Part I. General Issues in Cultural Economics: 1. Introduction to cultural economics; 2. Economic profile of the cultural sector; 3. Economic organisation of markets in the creative industries; 4. The digital creative economy; 5. Production, costs and supply of cultural goods; 6. Consumption, participation and demand for cultural goods and services; 7. Welfare economics and public finance; Part II. The 'Traditional' Arts and Heritage: 8. Economics of the performing arts; 9. Economics of museums and heritage; 10. Economics of festivals, cities of culture, creative cities and cultural tourism; 11. Economic evaluation cultural policy; Part III. Artists' Labour Markets and Copyright: 12. Economics of artists' labour markets; 13. Economics of copyright; Part IV. The Creative Industries: 14. Economics of creative industries; 15. Economics of the music industry; 16. Economics of the film industry; 17. Economics of videogames; 18. Economics of broadcasting; 19. Economics of book publishing; Part V. Conclusion: 20. Conclusion.
This second edition offers a comprehensive, up-to-date overview and analysis of cultural economics in the digital creative economy.
Ruth Towse is Professor of Economics of Creative Industries at Bournemouth University, where she is also Co-Director for Economics at the Centre for Intellectual Property Policy and Management (CIPPM), and CREATe Fellow in Cultural Economics at the University of Glasgow.
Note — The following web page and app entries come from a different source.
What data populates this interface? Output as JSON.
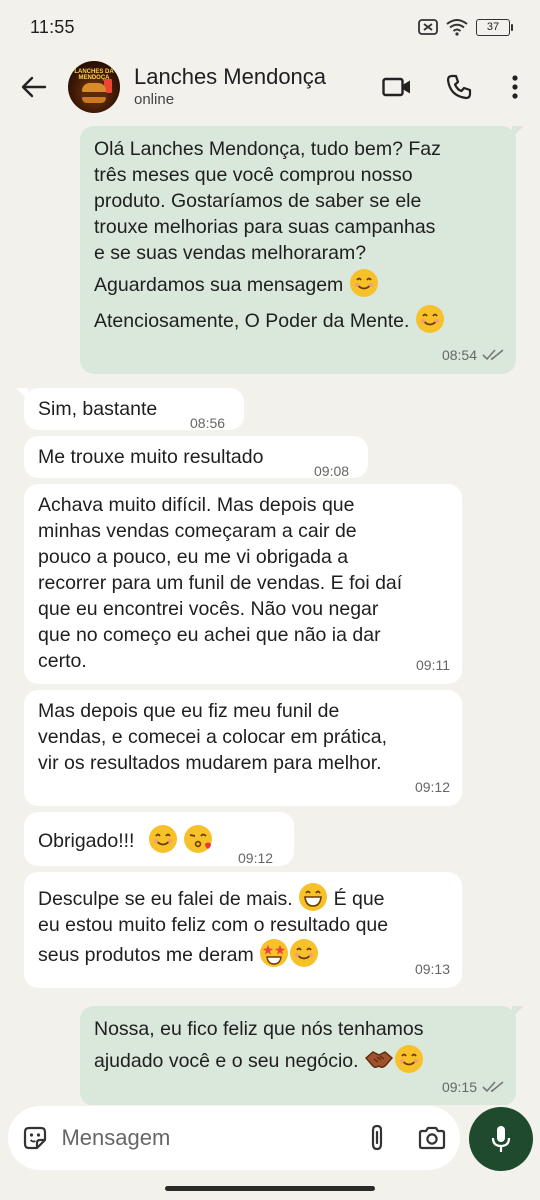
{
  "status_bar": {
    "time": "11:55",
    "battery": "37"
  },
  "header": {
    "contact_name": "Lanches Mendonça",
    "contact_status": "online",
    "avatar_text": "LANCHES DA MENDOÇA"
  },
  "messages": [
    {
      "direction": "out",
      "lines": [
        "Olá Lanches Mendonça, tudo bem? Faz",
        "três meses que você comprou nosso",
        "produto. Gostaríamos de saber se ele",
        "trouxe melhorias para suas campanhas",
        "e se suas vendas melhoraram?",
        "Aguardamos sua mensagem",
        "Atenciosamente, O Poder da Mente."
      ],
      "time": "08:54"
    },
    {
      "direction": "in",
      "text": "Sim, bastante",
      "time": "08:56"
    },
    {
      "direction": "in",
      "text": "Me trouxe muito resultado",
      "time": "09:08"
    },
    {
      "direction": "in",
      "lines": [
        "Achava muito difícil. Mas depois que",
        "minhas vendas começaram a cair de",
        "pouco a pouco, eu me vi obrigada a",
        "recorrer para um funil de vendas. E foi daí",
        "que eu encontrei vocês. Não vou negar",
        "que no começo eu achei que não ia dar",
        "certo."
      ],
      "time": "09:11"
    },
    {
      "direction": "in",
      "lines": [
        "Mas depois que eu fiz meu funil de",
        "vendas, e comecei a colocar em prática,",
        "vir os resultados mudarem para melhor."
      ],
      "time": "09:12"
    },
    {
      "direction": "in",
      "text": "Obrigado!!!",
      "time": "09:12"
    },
    {
      "direction": "in",
      "lines": [
        "Desculpe se eu falei de mais.",
        "É que",
        "eu estou muito feliz com o resultado que",
        "seus produtos me deram"
      ],
      "time": "09:13"
    },
    {
      "direction": "out",
      "lines": [
        "Nossa, eu fico feliz que nós tenhamos",
        "ajudado você e o seu negócio."
      ],
      "time": "09:15"
    }
  ],
  "input": {
    "placeholder": "Mensagem"
  },
  "colors": {
    "background": "#f2f1ec",
    "outgoing_bubble": "#d9e8da",
    "incoming_bubble": "#ffffff",
    "mic_button": "#1f4a2e"
  }
}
In 2016, she was made Distinguished Fellow of the Association for Cultural Economics International (ACEI).
'Ruth Towse is one of the most prominent contributors to the
economics of art and culture. This second edition beautifully
reflects her great knowledge and devotion to the field, whilst also
being highly readable.' Bruno S. Frey, Research Director of the
Center for Research in Economics, Management and the Arts (CREMA),
'The first edition of A Textbook of Cultural Economics has become a standard work providing an accessible introduction to the application of economic principles and methods to problems in the arts. The book is distinguished by its respect for economic theory, its use of data, and its wealth of illustrative examples. The second edition retains the content and attractive features of the first, but extends the coverage in many ways including the addition of new chapters on the digital economy and the games industry. This book can be highly recommended to students, arts and culture professionals, policy-makers and others as a sound and comprehensive introduction to an increasingly important field of economics.' David Throsby, Macquarie University, Sydney